The day we spent again with reading books, and Sigal - experiencing snow for the first time in her life - tried in vain to build a snowman and ended up building a leguan ?. Cloud banks rolled up to us from the valley bringing more snow. Again, we went sleeping early, when I woke up in the night I was pleased to see that it had stopped snowing. But again, we were not woken up. Five minutes to six, one lightning and thunder, and the next batch of snow came down. Frustrated as we were we now decided to go back, too.
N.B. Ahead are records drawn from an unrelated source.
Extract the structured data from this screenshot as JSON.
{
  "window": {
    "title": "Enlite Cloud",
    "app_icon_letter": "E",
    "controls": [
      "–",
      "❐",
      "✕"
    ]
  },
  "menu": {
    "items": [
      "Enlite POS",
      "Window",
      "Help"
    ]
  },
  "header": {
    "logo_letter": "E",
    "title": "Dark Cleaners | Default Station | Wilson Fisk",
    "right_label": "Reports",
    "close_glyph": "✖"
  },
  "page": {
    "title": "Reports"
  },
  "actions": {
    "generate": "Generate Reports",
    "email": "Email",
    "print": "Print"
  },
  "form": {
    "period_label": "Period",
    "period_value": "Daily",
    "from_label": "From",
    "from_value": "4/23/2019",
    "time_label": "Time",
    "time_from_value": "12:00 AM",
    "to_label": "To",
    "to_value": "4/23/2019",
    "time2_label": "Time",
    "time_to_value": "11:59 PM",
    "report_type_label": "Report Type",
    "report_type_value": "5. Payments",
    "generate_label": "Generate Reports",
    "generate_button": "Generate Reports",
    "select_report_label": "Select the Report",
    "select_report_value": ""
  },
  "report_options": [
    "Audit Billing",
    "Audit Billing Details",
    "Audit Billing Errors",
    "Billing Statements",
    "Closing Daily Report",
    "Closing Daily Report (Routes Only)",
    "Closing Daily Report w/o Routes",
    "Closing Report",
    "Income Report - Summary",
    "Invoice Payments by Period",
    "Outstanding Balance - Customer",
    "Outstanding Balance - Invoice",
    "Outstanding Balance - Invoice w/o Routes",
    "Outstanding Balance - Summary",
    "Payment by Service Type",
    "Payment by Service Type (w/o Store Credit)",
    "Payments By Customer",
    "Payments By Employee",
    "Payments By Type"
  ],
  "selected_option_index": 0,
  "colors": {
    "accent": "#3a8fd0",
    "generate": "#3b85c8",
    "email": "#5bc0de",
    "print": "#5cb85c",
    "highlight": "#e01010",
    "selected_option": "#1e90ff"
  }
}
We walked to Kokchorung, the first part of it in driving snow, near Thansing it became a little bit clearer and it seemed like we could see some blue sky. We arrived after three hours and the hut was all ours. In the meantime the sky opened here and there, and we wondered how it would look like further up. Going up to Goecha La now was impossible, too much snow had fallen and the path had vanished. Raj drew our attention to the following day. He explained that it was also not possible to walk down to Tshoka along the Prek Chhu, we had to climb up the endless, steep serpentines. The way along the river was too dangerous now, and the water too cold, so swimming was no option. I had to accept that I had no choice but climbing up.
Walking through the snow nearly took my last energy. When we arrived on top Raj informed us that we did not need to walk through Dzongri because there was a shortcut, just a little bit steep. So we went on climbing, up to about 4100 m. Activating all my remaining energy I managed to go on walking, each little climb nearly taking away my breath (the main reason obviously was my messy stomach which I did not have under control anymore since the night before we started trekking. At that time I thought that was it, I can't go. The consequence was that I was lacking energy, sometimes I even did not enjoy eating anything.) Thereafter the trail winded down steeply and walking through mud we soon reached the beautiful forest again. We passed the snow line, there was still some drizzle, but at some point it stopped. Tshoka was not far now. One of the porters, who had left earlier in the morning trying to reserve a room for us in one of the mountain huts, came my way with a pot of juice. Another 30 minutes he said, then went on to supply the others.
In Tshoka we had a quick wash, then we looked down the valley where Yuksom was already visible, and where low clouds slowly vanished.
The long walk on the last day did not bother us anymore, I was looking forward to arriving at our guesthouse, to my first beer, and the first shower after nine days. We took dinner, me with low appetite, had some Thomba - a fermented millet drink - for celebrating our finished trek and my birthday, and also got some cake. We went on with music, dance and the obligatory group photos, and on the following day we separated.
I stayed one more day in Yuksom, met some more nice people who I met again in Darjeeling later on and who were enthusiastic about the trekking and the accompanying team, too. Sigal and Roi went to Kecheopalri lake, I followed them the next day. Sometimes there was again lots of rain coming down and I fled back to Darjeeling through Pelling. I spent a few more days walking a part of Sandakphu trek up to Gorkhey. I enjoyed it, because it was quiet and very relaxing. Good sketch maps of Sandakphu trek are available at "Sonam's Kitchen", a nice little snack bar and cafe in Darjeeling, near Andy Guesthouse.